Norman Shaw North

Norman Shaw North from the Embankment

Norman Shaw North

Architect: Richard Norman Shaw. Date: 1888-90. Listed Grade I. Formerly New Scotland Yard.  

Norman Shaw North is a Grade I listed building which originally provided administrative headquarters for the Metropolitan Police Commissioner. Designed by the architect Richard Norman Shaw (1831-1912), and built between 1886 and 1890, the building was formerly known as New Scotland Yard. Shaw was one of the most celebrated architects of the Victorian and Edwardian periods following the success of his designs for country houses such as Cragside in Northumberland.

During the construction of the main low level sewer between 1862 and 1867 by the engineer Joseph Bazalgette of the Metropolitan Board of Works, with the underground railway (now District and Circle lines) built above the sewer, the land was extended eastwards out into the Thames to form the Victoria Embankment. A road and walkway was laid out on top and over 100 feet of extra grounds were also added.
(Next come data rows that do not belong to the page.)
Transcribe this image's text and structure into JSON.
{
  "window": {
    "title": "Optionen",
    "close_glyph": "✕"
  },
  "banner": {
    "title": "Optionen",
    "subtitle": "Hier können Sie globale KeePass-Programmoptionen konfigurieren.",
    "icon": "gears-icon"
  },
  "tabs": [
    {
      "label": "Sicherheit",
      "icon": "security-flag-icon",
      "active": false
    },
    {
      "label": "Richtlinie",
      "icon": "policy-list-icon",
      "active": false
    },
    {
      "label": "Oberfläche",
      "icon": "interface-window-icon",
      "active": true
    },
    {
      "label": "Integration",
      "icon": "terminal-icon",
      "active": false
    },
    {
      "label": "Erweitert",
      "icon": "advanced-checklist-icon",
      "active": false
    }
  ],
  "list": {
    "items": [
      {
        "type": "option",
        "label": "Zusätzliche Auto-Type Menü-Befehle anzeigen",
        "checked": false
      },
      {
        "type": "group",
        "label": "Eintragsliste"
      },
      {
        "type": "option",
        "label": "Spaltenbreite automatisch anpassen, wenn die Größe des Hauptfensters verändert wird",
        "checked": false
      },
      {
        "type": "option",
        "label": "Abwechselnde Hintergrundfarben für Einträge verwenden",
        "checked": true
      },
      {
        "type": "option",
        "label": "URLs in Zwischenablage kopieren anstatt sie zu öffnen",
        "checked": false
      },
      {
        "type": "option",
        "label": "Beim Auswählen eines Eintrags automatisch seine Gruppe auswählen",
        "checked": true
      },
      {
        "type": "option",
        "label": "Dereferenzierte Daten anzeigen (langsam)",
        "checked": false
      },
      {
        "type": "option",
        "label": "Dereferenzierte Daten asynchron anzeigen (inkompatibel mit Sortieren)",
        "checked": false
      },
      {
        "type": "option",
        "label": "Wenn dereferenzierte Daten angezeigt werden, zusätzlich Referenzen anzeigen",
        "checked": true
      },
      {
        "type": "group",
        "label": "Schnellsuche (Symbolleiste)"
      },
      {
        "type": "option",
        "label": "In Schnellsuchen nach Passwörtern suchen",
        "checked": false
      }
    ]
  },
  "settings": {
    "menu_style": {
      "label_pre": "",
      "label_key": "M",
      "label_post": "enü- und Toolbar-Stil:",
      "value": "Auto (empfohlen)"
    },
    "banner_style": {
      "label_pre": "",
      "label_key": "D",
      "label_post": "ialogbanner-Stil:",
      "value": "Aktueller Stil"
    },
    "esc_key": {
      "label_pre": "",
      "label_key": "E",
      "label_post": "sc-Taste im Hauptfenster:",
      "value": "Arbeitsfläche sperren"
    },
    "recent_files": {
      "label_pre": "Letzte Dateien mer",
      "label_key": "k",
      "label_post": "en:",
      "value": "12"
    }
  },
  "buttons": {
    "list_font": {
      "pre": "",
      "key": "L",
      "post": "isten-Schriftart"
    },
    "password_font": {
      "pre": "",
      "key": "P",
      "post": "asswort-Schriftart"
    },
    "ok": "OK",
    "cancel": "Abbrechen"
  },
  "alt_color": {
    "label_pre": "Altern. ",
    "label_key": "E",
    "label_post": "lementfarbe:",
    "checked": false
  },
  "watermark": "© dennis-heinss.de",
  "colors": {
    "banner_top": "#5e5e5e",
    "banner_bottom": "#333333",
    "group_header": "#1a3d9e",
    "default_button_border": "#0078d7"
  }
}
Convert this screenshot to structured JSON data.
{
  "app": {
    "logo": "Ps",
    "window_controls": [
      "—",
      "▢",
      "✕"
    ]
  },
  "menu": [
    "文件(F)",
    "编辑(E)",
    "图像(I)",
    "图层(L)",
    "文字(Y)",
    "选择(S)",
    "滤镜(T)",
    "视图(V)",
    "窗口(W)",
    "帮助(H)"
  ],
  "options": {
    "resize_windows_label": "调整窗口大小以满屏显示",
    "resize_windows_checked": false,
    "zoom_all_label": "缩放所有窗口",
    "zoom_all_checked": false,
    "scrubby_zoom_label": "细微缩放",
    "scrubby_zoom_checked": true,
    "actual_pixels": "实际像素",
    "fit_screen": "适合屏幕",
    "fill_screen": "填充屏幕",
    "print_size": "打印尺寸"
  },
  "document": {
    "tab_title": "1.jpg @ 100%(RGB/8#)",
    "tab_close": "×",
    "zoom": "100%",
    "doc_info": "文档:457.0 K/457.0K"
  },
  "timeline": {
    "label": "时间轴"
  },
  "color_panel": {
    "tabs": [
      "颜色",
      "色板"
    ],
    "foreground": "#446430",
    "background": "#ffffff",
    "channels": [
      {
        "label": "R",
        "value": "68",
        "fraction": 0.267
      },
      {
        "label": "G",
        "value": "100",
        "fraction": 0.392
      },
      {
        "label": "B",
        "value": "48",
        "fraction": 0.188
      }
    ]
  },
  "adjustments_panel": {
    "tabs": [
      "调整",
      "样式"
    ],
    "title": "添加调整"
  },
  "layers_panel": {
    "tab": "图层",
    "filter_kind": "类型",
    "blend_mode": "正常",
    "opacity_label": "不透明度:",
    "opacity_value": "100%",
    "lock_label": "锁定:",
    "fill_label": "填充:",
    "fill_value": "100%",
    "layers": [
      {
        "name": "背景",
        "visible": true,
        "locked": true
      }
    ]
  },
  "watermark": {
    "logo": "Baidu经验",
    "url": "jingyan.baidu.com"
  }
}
The London Police headquarters was transferred from its old home in Scotland Yard at the North end of Whitehall where it had been established since the formation of the police, the ‘Peelers’ in 1829. The Scottish architect Richard Norman Shaw designed in 1887 New Scotland Yard, a fortress for the Chief Commissioner of the Metropolitan Police with Scottish-style tourelles at the four corners. Strong and original features such as this Flemish inspired gable with its enrichment of swags of fruit and flowers give a foretaste of the work of Sir Edwin Lutyens a generation later. For the lower stories, Cornish De Lank granite was quarried from Government quarries by convict labour [from the prison on Dartmoor / Bodmin Moor].

 

The building is the only other Grade I Listed building on the Parliamentary Estate other than the Palace and they were both listed on the same day in February 1970. The building was joined by a companion a few years later – Norman Shaw South - for the Receivers’ Office, that is the fees office of the Police, but the asymmetry of this building contributes to a loss of power and individuality in its design compared with the original block. Cannon (sic) Row Police Station was added to the south of the site.

 

All three buildings were built partly on land which had been reclaimed from the banks of the Thames during the construction of the Embankment during the 1860s. Norman Shaw North was built on the foundations of what was to have been the National Opera House, a scheme which had been abandoned in the 1870s. The lower floors of the Norman Shaw buildings were constructed of Cornish Granite quarried by the prisoners of Dartmoor. Of red brick with Portland Stone bands and lively decorative detail, Dutch gables and tourelles, the style of the upper floors recalls the seventeenth century, together with Scottish Baronial architecture. An innovative use of steel supports formed part of the superstructure. Inside, the light and dignified interiors were plainly decorated with simple plaster mouldings. To connect the new building with its earlier partner, a high bridge was constructed over what used to be a public highway, whilst access to the Embankment was controlled by iron gates designed by Reginald Blomfield (erected 1904; Grade II*). A raised three-storey extension was provided between Norman Shaw South and 1, Canon Row during the 1950s.

 

The significance of Norman Shaw North lies in the fact that it was the first purpose built headquarters for the earliest Police force in the world. It was a monumental structure which was designed to repel riots, and so the appearance of a castle seemed appropriate. Furthermore, the references drawn from Scottish military architecture make a witty allusion to its location in ‘Scotland Yard’, as well as the Scottish origins of Shaw himself. The building has suitably strong symmetrical elevations, like a fortress, to take command of its highly visible position on the River Thames. The bold, finely wrought stone details, stylistically an early example of the Baroque revival in British architecture, make it part of a genre of buildings introduced by Shaw which widely influenced both public and domestic architecture.

 

A further extension was built to the north of Norman Shaw North in 1940 and designed by William Curtis Green; the two buildings were connected by a bridge in brick and Portland Stone.

 

The buildings North of Bridge Street were all threatened with demolition during the 1960s, and were to be replaced by a vast National and Government Centre. Pressure to save the buildings on the grounds of architectural and historical importance prevailed, whilst the difficult economic climate during the oil crisis made their renovation more advisable.

 

When the Metropolitan Police moved to new premises in nearby Broadway in 1967, the Norman Shaw buildings were acquired from them for incorporation into the Parliamentary Estate in the early 1970s. In the 1980s, Richmond House was built to the west of Norman Shaw North to accommodate the Department of Health. To allow access to a new underground car park, anciliary buildings designed by Shaw including ‘The Bungalow’ and its chimney were demolished; this had been the laundry of New Scotland Yard.

 

On the east façade overlooking the river, a memorial was set up to Shaw by W.R. Lethaby in 1914; the circular bronze relief is by Sir Hamo Thornycroft.